In a report published on
Wednesday, the Climate Council, Australia's leading climate change communications NGO, called for the federal government to slash emissions by 75 percent from 2005 levels by 2030 and achieve net zero emissions by 2035 to curtail the impacts of climate change.
The report was published one day after the Bureau of Meteorology of Australia declared that two climate drivers linked to hot, dry weather in Australia -- El Nino and a positive Indian Ocean Dipole (IOD) -- have developed.
"We have both an El Nio event and a positive Indian Ocean Dipole underway, amplified by climate change, which heightens the risk of dangerous heat and severe fires," Simon Bradshaw, Climate Council research director, said in a media release on Wednesday.

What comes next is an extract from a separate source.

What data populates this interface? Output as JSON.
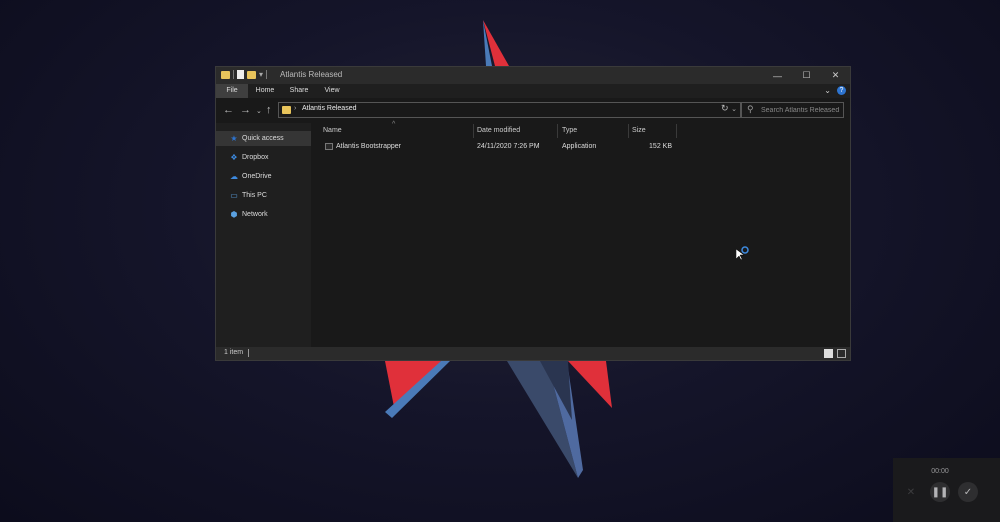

"The reality is stark: there's no safe level of global warming. Everything we do now matters. The only way we can turn down the heat is to get our emissions plummeting, and fast."
The report warned that, on the current trajectory of global warming, by the year 2100, Australia is facing a large-scale collapse of marine ecosystems, more frequent and severe heat waves and "irreversible" shifts in rainfall patterns.
It found that if emissions from land use and forestry are excluded, national emissions from the rest of Australia's economy have fallen only 0.2 percent since 2005.
The governing Australian Labor Party has set an emissions reduction target of at least 43 percent below 2005 levels by 2030, and net zero by 2050, but the Climate Council said those goals were not on track.
"This report paints a vivid contrast for Australia's century's end -- one that is completely unrecognizable or one where much of what we cherish about our beautiful country has been saved," Lesley Hughes, co-author of the report and a member of the government's Climate Change Authority, said in Wednesday's media release.